> [What you will do]: Retrieve all lines below that have the string "meta".

---------- Available data ----------

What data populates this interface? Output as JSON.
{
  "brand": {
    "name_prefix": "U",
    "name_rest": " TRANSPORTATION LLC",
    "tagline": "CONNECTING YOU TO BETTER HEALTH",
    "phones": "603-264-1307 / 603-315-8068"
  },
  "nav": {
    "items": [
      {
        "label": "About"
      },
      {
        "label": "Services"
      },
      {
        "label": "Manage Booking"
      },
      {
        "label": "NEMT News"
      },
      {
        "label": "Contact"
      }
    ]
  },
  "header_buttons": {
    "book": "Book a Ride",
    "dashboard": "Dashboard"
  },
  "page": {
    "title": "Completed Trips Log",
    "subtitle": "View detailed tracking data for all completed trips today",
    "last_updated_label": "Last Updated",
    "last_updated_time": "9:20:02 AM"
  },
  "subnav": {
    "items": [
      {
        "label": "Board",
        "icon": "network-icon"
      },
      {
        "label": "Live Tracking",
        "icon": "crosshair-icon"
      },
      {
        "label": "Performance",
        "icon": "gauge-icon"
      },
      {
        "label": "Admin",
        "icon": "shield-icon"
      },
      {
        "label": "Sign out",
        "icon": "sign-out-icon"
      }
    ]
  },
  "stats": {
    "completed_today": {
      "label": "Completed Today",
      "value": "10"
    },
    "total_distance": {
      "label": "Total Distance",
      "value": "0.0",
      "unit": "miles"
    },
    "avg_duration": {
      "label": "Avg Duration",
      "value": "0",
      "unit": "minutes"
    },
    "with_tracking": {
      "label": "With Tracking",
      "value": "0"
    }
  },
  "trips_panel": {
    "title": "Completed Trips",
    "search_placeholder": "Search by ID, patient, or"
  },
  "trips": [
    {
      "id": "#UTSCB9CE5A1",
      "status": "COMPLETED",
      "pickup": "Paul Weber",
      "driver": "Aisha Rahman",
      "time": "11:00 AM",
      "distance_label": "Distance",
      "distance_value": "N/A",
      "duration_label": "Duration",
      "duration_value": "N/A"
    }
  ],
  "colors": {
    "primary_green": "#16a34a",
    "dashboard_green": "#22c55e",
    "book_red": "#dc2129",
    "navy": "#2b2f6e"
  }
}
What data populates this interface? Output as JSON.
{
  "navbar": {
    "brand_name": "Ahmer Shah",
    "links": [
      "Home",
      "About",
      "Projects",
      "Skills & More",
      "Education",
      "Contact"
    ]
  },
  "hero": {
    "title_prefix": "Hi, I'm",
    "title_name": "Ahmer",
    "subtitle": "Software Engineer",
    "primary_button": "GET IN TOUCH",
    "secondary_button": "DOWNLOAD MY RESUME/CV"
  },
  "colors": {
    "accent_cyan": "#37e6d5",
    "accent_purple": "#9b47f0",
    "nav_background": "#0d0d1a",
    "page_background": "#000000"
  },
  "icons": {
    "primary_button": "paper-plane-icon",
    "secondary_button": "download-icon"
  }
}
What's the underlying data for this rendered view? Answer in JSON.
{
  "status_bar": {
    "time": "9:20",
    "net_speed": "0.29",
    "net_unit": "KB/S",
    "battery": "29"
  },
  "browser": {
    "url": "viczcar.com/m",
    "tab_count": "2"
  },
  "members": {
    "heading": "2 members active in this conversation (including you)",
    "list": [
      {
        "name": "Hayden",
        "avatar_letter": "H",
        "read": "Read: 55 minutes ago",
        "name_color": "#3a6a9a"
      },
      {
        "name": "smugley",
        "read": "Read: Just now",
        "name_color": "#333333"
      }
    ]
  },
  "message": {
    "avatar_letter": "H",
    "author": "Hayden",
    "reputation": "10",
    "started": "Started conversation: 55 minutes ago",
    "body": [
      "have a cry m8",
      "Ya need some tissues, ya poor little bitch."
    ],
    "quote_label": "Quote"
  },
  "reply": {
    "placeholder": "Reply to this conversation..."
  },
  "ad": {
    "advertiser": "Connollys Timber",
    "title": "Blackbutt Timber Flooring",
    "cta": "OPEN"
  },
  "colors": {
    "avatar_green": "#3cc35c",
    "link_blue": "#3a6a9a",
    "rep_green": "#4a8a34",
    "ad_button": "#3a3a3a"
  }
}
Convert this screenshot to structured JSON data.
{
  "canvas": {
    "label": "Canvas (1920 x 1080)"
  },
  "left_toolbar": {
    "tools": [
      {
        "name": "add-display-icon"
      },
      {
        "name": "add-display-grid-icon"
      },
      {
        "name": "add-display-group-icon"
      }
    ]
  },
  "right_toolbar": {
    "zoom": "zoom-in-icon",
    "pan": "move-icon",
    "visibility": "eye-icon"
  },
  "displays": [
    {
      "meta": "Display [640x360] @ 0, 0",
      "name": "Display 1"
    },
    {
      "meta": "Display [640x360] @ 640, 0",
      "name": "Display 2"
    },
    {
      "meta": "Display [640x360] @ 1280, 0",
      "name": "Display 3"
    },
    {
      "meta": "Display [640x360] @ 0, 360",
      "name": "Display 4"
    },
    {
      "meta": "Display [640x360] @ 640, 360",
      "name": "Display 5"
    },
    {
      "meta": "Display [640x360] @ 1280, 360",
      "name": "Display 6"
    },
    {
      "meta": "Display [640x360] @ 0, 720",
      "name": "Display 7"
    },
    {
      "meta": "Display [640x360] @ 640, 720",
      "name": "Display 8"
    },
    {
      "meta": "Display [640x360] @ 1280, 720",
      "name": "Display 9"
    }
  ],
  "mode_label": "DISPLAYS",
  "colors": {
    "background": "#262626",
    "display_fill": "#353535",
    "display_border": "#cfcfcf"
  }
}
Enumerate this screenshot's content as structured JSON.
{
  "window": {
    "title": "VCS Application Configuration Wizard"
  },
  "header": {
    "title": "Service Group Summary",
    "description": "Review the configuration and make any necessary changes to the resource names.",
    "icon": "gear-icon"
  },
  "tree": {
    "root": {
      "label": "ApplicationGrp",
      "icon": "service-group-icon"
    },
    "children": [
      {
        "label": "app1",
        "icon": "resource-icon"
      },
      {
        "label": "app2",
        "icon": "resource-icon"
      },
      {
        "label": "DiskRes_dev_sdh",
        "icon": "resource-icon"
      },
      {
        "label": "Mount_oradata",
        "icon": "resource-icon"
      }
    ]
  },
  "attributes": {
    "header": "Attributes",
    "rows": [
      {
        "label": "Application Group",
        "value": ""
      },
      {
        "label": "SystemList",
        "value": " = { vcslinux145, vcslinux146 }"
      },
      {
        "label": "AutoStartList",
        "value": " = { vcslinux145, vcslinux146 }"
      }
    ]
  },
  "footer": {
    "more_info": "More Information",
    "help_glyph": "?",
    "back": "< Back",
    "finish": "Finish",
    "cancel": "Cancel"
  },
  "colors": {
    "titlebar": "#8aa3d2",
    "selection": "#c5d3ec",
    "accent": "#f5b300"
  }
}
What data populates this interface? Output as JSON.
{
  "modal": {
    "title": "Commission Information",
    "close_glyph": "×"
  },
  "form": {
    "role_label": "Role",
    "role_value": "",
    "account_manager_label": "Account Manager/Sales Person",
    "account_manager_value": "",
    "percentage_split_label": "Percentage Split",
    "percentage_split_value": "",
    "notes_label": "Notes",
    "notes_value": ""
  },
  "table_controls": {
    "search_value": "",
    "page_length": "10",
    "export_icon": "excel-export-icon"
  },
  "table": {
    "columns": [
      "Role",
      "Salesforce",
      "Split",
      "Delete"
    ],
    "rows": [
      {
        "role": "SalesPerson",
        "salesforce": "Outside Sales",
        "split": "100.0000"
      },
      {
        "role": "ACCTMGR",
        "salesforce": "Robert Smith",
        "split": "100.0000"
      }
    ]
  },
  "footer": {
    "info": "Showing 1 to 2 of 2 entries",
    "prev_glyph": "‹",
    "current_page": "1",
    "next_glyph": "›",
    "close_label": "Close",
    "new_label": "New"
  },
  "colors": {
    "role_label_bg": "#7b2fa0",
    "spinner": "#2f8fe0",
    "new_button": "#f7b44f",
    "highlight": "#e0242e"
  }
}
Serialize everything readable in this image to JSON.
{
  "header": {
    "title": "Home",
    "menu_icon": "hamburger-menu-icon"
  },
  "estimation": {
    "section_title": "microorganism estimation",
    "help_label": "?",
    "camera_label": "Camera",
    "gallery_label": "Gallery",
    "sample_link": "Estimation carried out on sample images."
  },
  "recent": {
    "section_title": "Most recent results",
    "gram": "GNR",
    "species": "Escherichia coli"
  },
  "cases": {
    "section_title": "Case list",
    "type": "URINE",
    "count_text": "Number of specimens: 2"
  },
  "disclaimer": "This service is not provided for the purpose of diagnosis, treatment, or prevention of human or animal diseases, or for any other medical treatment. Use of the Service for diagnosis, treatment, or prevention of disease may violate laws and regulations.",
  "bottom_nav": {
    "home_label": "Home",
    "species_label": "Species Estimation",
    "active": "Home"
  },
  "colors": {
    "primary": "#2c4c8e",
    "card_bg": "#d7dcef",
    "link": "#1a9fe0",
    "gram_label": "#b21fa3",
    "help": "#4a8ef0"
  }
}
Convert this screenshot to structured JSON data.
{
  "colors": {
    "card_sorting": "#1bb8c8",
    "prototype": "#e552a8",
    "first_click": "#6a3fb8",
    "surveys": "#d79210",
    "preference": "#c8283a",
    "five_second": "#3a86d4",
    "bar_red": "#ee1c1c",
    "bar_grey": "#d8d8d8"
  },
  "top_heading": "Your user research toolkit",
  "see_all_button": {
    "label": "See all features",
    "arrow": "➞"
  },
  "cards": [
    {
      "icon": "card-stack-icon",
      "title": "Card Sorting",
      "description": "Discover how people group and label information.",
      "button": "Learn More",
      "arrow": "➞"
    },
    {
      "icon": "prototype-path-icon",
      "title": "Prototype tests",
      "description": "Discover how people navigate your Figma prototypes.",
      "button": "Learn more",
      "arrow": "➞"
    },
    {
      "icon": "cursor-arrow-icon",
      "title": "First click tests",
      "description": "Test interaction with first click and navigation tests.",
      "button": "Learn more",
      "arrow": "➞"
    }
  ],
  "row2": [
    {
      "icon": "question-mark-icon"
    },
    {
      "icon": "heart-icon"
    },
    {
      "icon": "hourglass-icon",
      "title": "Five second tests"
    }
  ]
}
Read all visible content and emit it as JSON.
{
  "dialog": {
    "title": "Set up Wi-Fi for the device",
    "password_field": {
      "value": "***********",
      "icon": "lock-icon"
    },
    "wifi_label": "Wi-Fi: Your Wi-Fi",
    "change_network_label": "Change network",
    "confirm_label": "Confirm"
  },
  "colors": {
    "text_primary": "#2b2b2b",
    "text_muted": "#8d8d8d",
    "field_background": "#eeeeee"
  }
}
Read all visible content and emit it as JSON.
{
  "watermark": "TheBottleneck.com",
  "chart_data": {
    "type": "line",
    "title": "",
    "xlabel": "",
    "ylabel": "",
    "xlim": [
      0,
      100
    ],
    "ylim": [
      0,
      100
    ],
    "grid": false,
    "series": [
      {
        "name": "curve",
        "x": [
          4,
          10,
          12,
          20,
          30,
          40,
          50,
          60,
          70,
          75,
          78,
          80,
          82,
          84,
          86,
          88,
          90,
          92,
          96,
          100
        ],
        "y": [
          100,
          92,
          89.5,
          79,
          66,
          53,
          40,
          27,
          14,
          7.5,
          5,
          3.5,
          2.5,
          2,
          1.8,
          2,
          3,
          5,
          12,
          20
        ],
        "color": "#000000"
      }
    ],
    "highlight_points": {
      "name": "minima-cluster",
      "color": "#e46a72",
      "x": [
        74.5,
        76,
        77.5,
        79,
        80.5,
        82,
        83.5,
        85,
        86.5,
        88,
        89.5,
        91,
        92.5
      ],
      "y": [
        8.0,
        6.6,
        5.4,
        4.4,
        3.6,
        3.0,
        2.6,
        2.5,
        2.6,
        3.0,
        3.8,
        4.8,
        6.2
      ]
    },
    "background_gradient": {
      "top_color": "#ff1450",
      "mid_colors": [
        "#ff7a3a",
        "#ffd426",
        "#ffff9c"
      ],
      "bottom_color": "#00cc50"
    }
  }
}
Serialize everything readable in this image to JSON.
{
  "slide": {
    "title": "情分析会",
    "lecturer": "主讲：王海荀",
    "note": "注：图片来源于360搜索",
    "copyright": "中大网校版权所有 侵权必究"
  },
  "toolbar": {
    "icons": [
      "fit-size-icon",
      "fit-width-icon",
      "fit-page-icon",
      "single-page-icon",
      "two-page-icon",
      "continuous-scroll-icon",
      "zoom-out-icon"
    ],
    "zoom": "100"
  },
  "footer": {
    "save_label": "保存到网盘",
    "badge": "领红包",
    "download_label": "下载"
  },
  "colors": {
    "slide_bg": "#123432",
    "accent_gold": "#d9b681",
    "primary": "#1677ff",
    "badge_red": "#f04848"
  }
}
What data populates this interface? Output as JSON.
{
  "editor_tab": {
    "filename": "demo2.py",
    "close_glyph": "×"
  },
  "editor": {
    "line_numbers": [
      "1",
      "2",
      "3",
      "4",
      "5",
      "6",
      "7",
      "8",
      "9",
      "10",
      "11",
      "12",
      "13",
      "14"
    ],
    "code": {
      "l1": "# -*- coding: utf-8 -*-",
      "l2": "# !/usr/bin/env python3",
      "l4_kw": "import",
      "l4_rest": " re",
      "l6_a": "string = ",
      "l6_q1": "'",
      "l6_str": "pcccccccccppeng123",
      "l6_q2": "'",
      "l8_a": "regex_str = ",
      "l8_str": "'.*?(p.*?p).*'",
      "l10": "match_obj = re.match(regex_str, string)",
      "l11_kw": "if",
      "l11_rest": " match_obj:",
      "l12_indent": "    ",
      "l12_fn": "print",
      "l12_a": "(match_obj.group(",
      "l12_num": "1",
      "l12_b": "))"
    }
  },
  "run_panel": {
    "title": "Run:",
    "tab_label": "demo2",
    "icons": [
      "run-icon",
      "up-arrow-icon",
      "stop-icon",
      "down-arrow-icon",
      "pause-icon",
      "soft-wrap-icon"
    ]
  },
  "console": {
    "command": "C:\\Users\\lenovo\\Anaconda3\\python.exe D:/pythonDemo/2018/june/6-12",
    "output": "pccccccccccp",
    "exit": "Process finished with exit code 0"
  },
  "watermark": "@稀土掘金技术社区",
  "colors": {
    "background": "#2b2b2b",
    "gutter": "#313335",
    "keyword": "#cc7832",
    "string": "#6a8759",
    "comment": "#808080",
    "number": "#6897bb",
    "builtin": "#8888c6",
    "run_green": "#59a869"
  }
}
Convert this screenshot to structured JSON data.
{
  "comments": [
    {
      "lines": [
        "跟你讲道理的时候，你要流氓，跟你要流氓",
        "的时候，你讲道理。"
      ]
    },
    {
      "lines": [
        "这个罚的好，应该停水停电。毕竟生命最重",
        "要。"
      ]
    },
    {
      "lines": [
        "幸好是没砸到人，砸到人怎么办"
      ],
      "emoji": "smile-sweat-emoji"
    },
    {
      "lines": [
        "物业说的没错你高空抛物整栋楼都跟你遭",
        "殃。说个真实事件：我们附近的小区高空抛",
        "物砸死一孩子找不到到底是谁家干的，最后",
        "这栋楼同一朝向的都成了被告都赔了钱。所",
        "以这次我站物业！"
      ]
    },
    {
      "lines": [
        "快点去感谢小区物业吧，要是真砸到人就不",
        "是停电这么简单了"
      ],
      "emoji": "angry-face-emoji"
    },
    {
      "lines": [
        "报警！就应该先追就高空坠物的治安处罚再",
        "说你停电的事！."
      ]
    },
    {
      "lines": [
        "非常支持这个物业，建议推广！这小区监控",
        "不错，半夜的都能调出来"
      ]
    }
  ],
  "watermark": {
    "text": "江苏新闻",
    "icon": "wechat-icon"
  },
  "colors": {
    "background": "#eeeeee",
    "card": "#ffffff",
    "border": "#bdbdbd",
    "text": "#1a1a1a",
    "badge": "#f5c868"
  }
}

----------

> [Expected answer]:
      "meta": "Display [640x360] @ 0, 0",
      "meta": "Display [640x360] @ 640, 0",
      "meta": "Display [640x360] @ 1280, 0",
      "meta": "Display [640x360] @ 0, 360",
      "meta": "Display [640x360] @ 640, 360",
      "meta": "Display [640x360] @ 1280, 360",
      "meta": "Display [640x360] @ 0, 720",
      "meta": "Display [640x360] @ 640, 720",
      "meta": "Display [640x360] @ 1280, 720",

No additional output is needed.